Exercise instructions >>
Work out how many lines in the data include the string "object"; reply with that number alone.

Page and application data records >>
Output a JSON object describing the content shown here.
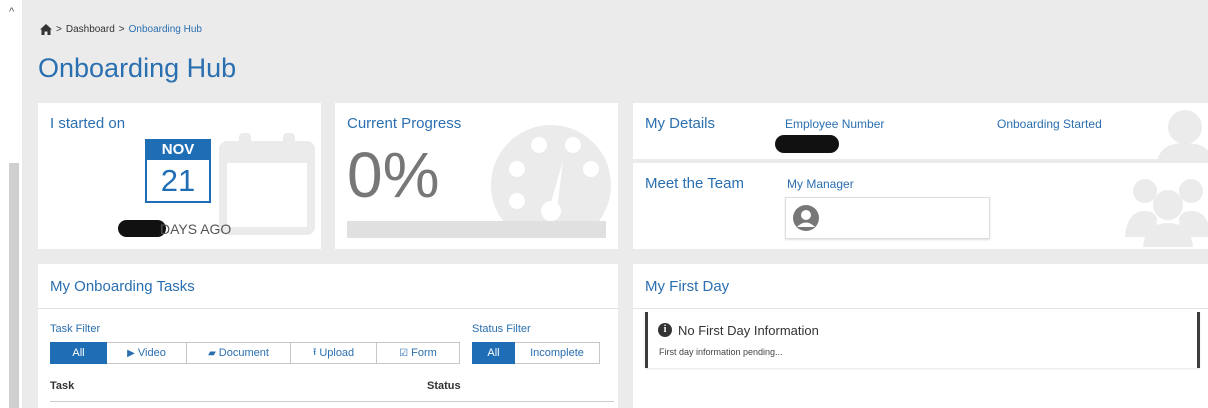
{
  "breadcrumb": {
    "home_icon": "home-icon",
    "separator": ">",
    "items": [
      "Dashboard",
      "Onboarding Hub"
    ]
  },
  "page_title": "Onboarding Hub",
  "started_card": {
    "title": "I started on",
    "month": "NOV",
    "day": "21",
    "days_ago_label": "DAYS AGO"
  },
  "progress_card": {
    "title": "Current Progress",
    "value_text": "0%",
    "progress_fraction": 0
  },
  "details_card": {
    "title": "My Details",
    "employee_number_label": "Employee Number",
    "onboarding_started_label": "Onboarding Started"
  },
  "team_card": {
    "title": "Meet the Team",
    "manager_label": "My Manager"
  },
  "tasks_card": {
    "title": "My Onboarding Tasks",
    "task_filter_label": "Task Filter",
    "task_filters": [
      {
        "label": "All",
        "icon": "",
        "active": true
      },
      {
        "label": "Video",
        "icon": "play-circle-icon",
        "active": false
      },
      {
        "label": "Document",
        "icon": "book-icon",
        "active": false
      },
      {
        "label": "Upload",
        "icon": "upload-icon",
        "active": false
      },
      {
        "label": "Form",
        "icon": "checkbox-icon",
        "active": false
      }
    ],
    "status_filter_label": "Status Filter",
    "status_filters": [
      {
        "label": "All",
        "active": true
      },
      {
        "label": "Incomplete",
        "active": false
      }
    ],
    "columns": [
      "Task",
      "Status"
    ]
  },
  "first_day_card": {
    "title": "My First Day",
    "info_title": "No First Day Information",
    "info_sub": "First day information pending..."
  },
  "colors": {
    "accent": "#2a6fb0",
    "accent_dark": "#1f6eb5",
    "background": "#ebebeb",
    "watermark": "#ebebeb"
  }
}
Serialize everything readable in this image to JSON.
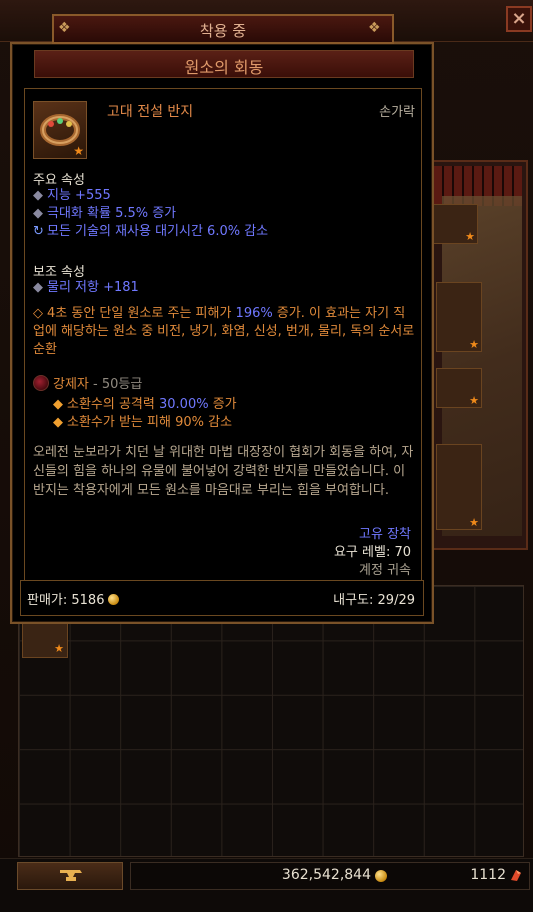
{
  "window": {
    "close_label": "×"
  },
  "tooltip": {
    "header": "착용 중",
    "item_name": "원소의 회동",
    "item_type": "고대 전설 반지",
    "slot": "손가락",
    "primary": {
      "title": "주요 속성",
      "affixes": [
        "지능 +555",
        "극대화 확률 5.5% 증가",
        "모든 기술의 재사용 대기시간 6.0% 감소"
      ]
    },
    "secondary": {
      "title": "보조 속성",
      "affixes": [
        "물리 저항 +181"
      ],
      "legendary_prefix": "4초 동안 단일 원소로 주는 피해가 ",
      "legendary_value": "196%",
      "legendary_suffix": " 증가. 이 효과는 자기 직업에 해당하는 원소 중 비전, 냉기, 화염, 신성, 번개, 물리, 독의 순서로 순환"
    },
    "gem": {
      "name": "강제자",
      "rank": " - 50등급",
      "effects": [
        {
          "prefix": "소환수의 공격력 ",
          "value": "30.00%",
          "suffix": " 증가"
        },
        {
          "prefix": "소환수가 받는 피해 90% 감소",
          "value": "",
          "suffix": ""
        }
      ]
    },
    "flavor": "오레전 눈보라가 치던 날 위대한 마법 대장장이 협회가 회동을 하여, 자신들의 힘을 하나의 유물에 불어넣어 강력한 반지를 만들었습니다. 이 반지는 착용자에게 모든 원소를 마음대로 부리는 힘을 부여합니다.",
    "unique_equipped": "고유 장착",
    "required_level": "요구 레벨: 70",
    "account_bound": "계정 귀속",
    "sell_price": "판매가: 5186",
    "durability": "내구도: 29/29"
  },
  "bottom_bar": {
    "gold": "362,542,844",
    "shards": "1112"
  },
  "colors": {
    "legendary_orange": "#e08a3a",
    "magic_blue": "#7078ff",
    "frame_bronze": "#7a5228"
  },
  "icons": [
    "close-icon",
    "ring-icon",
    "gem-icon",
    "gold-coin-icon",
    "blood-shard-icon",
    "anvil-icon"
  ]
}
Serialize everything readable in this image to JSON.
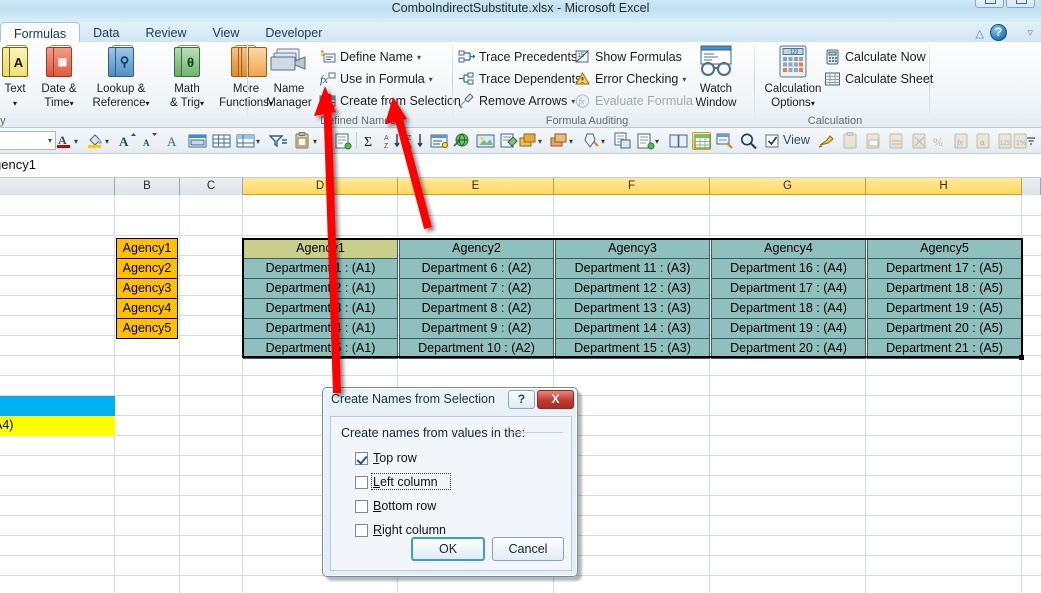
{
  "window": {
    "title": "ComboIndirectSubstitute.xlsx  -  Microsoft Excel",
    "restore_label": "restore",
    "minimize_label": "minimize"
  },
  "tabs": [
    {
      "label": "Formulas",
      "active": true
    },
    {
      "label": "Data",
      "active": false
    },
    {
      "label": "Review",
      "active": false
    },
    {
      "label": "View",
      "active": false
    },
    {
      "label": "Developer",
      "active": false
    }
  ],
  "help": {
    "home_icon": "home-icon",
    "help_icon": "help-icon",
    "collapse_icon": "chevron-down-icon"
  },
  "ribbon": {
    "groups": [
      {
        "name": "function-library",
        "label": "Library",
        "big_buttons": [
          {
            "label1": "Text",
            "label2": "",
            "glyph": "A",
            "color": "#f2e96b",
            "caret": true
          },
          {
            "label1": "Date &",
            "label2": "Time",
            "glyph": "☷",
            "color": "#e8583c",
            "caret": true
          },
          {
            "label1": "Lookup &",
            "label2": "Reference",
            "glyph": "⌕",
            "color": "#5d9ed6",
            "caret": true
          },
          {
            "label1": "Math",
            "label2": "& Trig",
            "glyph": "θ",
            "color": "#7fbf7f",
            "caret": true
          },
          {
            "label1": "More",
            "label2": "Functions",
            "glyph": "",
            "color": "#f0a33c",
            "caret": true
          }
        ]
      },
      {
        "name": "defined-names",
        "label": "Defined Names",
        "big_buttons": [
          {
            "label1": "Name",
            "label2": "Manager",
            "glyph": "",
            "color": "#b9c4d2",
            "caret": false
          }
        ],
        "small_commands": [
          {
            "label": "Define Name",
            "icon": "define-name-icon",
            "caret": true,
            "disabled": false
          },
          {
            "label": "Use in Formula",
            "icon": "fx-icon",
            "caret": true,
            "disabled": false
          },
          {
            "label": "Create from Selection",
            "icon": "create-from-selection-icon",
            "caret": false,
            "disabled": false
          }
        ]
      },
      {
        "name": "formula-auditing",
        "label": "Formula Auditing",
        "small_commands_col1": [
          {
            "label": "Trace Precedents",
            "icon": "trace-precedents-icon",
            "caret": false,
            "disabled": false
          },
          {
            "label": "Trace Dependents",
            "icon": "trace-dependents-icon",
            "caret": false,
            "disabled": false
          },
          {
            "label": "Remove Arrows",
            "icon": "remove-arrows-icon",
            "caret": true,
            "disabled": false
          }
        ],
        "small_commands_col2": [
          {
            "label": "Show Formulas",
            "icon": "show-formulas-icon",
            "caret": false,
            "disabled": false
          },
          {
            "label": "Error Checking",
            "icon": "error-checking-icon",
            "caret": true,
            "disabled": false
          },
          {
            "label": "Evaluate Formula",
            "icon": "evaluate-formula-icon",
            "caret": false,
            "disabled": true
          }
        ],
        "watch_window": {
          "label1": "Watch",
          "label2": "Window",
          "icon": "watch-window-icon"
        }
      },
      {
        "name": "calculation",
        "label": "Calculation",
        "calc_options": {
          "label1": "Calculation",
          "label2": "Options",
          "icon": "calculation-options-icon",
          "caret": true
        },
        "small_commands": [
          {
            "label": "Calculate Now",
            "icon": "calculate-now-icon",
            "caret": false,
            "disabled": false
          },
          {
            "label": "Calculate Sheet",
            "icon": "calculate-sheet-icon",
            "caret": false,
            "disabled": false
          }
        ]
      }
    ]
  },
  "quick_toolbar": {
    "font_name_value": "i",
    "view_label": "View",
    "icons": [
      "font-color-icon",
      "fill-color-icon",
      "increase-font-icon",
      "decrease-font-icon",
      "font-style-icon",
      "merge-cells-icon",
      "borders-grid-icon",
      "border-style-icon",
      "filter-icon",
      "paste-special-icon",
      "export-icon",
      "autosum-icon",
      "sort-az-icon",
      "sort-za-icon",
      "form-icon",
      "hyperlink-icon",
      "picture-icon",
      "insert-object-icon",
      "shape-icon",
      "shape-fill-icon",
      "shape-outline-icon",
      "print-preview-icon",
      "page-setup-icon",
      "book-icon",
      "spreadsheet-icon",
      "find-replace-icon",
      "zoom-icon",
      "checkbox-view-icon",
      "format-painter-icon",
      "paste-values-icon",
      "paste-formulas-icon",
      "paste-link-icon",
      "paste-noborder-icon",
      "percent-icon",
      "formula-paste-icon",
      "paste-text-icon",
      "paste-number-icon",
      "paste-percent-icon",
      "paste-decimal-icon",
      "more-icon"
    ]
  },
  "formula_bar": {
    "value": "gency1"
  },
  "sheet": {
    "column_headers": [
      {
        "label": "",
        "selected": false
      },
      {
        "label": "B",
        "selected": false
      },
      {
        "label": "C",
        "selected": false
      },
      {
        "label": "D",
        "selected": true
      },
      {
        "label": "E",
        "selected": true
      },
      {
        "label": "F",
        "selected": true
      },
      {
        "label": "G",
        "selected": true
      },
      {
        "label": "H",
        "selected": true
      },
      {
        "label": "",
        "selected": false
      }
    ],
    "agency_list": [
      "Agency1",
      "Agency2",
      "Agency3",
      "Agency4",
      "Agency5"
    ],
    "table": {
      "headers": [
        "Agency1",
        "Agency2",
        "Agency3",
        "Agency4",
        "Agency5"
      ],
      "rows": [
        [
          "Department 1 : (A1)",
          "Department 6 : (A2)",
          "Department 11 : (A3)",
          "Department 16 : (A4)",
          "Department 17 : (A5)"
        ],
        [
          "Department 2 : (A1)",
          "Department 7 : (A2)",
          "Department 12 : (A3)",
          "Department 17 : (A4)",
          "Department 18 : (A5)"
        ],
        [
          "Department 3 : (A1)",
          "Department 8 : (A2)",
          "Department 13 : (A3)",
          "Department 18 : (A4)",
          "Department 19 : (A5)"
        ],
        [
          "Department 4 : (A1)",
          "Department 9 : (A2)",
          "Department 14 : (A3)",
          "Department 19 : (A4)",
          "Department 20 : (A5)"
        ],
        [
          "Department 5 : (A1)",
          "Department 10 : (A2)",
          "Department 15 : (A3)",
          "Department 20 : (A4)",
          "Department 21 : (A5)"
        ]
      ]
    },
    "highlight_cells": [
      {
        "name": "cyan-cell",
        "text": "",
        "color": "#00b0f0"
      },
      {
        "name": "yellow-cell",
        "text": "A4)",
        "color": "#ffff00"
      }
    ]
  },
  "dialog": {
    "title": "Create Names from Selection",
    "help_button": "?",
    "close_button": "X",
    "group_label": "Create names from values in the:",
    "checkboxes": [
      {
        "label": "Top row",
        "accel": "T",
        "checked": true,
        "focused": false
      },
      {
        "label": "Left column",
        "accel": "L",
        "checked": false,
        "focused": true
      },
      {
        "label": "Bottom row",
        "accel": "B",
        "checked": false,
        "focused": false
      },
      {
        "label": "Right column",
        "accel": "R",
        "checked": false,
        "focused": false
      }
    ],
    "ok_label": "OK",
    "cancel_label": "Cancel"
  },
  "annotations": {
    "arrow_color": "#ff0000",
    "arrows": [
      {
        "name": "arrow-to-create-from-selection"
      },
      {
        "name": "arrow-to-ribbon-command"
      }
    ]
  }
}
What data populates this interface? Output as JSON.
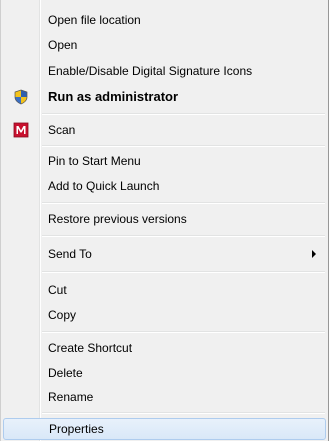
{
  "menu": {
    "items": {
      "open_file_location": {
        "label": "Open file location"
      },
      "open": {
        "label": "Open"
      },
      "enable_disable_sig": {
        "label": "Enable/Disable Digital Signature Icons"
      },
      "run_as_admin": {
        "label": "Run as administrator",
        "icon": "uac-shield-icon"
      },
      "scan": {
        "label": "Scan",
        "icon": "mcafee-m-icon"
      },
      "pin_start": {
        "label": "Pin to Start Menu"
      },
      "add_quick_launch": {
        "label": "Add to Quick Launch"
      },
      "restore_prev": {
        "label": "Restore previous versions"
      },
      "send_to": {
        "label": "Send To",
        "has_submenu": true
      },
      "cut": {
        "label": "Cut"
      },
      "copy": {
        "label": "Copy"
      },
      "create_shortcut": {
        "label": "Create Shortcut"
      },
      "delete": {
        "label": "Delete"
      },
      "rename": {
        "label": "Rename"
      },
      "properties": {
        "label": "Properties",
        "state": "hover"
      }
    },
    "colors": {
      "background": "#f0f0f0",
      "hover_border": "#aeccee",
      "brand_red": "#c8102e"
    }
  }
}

Exercise answer >>
2